2016 RINA – QinetiQ Maritime Innovation Award
The Maritime Innovation Award, which is presented in conjunction with QinetiQ to an individual or organisation, recognises outstanding scientific or technological research in the areas of hydrodynamics, propulsion, structures and material, and which offers the potential to make significant improvements in the design, construction and operation of marine vessels and structures. The 2015 Award was presented to Hull Vane BV.
The Hull Vane consists of a hydrofoil-type appendage fixed at the stern of a ship. It works by generating lift out of the upward flow under the aft ship. This lift is angled forward, and therefore has a horizontal thrust component pushing the vessel forward.
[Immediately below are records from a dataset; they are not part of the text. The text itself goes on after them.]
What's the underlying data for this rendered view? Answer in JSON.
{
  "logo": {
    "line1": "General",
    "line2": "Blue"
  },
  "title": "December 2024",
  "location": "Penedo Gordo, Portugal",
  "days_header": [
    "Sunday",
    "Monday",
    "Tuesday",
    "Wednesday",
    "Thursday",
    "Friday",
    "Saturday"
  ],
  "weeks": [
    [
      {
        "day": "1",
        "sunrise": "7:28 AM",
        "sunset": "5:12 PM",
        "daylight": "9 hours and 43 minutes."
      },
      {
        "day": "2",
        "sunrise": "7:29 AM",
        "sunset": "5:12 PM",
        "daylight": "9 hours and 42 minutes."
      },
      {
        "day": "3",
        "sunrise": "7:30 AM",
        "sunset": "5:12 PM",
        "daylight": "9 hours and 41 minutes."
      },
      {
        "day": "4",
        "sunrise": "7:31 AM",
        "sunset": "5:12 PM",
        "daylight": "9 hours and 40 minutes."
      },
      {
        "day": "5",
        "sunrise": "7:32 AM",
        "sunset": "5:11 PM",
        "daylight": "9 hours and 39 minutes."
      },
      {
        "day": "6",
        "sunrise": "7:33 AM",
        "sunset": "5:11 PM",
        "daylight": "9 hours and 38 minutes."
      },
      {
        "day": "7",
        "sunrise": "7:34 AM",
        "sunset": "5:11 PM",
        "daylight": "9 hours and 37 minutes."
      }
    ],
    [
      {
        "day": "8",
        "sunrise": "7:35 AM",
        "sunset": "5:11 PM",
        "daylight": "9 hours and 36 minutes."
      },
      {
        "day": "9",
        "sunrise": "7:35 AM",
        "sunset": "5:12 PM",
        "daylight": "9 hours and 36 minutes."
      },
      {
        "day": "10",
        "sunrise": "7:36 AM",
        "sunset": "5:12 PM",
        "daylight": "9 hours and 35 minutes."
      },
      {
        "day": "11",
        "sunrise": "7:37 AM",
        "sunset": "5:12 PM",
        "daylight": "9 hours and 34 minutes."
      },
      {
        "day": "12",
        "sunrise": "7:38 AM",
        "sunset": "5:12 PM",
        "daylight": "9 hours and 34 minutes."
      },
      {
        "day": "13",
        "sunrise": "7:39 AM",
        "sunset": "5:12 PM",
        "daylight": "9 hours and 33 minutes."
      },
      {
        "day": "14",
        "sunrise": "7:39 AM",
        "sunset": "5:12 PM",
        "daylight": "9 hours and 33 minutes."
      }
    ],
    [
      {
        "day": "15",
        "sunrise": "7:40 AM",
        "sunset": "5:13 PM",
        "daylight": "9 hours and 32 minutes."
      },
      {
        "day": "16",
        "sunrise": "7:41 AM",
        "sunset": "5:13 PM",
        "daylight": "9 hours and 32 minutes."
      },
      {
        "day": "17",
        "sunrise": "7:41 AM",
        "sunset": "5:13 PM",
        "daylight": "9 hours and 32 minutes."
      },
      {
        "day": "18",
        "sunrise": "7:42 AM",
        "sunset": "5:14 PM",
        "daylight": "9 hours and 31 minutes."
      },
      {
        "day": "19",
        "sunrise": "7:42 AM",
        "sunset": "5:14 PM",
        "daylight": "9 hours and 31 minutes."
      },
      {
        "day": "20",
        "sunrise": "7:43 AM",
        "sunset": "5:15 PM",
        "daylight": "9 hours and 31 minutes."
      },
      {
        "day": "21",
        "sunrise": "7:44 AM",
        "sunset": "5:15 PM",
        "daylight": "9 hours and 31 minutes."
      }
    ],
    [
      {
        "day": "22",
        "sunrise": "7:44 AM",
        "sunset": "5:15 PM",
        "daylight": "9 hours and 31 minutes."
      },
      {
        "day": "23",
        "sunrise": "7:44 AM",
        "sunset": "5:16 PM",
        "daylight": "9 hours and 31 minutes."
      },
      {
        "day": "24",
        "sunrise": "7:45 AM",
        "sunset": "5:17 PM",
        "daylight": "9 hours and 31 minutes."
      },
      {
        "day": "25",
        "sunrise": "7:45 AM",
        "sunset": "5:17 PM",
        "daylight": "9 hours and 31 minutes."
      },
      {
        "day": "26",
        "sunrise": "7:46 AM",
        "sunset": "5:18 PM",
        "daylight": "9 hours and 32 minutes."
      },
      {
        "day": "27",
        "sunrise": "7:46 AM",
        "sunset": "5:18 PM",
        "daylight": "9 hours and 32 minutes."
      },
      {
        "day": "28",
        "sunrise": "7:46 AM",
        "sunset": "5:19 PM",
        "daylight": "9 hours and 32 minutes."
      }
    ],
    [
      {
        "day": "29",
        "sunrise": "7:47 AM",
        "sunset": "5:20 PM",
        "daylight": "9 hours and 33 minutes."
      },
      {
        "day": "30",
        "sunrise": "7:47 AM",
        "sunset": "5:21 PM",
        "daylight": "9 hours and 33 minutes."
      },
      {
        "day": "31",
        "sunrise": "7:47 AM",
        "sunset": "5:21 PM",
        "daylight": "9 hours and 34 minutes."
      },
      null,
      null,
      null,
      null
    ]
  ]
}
It introduces a pressure field which reduces the stern wave, and therefore the wavemaking resistance. This is why it’s sometimes called the bulbous bow of the stern. The vertical component of the lift reduces the running trim and keeps the vessel more at even keel at higher speeds. In waves, the Hull Vane dampens the pitching and yawing motions and therefore reduces the added resistance caused by these ship motions, also improving comfort.
The Hull Vane was invented by the Dutch hydrodynamicist, Dr Peter Van Oossanen, and first fitted to a sailing yacht in 2003. Following extensive development, the first commercial application came in 2014 when fitted to a Fast Supply Intervention vessel and a motor yacht when reductions in power of over 20% were achieved.
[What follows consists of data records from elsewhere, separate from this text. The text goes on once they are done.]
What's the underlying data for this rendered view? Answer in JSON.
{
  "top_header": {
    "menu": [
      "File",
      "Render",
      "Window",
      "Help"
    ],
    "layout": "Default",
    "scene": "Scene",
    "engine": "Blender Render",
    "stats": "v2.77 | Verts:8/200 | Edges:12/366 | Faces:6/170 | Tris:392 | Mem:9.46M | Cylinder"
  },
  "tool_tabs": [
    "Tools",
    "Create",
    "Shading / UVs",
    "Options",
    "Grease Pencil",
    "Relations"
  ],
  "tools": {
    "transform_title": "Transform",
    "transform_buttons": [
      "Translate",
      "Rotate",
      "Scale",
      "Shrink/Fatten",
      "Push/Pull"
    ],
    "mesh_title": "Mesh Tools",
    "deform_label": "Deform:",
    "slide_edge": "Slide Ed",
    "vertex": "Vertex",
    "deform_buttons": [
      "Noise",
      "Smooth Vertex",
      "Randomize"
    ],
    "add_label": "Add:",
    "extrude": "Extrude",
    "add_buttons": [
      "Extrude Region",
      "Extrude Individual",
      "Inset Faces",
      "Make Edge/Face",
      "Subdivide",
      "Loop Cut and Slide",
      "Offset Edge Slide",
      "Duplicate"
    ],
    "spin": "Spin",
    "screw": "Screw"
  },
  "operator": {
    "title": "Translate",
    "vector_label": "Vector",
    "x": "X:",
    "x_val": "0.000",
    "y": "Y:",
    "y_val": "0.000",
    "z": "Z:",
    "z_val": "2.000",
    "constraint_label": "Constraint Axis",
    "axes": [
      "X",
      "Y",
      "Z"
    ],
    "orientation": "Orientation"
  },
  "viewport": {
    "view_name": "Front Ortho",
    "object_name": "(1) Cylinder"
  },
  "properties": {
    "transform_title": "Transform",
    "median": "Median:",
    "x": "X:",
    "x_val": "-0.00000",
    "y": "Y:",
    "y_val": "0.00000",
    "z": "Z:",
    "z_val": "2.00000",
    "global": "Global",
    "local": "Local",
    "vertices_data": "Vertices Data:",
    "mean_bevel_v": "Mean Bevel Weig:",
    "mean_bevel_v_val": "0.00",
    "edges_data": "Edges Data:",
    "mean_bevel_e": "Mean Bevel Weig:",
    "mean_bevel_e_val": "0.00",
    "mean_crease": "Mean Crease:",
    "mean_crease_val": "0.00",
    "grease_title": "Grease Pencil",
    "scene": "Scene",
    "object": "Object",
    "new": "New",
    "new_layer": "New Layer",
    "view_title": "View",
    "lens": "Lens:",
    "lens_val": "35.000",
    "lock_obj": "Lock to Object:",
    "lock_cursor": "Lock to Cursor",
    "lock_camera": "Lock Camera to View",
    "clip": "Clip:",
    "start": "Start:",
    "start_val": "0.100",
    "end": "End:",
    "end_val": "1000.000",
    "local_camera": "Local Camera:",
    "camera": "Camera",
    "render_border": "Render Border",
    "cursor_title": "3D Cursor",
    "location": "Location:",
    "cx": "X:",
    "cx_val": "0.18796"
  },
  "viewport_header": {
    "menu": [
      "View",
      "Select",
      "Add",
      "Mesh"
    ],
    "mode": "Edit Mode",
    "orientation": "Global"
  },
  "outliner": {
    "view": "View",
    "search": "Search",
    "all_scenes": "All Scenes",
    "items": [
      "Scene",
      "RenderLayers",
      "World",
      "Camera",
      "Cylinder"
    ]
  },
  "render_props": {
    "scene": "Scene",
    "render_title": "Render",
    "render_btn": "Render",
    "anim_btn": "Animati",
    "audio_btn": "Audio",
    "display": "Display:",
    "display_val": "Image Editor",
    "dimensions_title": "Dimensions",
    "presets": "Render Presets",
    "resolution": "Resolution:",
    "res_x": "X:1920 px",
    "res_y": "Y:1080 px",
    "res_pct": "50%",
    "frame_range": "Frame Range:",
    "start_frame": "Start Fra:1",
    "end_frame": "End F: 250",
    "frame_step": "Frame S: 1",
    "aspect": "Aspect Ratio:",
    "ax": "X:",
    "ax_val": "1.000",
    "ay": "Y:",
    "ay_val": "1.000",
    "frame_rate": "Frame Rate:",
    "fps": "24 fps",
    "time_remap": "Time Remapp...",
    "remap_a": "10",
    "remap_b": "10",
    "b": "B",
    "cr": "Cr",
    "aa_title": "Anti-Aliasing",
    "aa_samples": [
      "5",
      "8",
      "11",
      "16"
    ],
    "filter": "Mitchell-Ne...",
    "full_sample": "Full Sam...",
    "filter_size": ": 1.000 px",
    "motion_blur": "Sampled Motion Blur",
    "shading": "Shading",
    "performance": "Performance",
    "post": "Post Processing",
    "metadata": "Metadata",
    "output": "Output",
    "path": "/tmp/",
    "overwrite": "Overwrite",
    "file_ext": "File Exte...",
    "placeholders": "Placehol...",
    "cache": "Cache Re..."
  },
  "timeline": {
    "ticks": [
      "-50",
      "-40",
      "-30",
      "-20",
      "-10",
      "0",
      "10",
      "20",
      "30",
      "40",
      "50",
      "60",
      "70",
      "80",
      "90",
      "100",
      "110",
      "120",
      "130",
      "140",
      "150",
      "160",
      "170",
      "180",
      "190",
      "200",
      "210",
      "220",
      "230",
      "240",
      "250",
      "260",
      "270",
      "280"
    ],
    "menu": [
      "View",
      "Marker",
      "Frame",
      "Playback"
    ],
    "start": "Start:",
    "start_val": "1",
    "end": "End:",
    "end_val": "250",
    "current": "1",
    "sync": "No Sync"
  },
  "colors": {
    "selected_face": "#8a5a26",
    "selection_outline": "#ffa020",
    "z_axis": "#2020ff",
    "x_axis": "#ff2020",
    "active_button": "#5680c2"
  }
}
The Hull Vane is suitable for ships designed for relatively high displacement speeds, such as superyachts, patrol vessels, corvettes, frigates, certain offshore vessels, ferries, cruise ships, RoRo-vessels and container ships.
The simplicity and low cost of the hull vane is in marked contrast to the significant impact which it can have on operating costs and emissions. It is indeed a worthy recipient of the RINA – QinetiQ Maritime Innovation Award.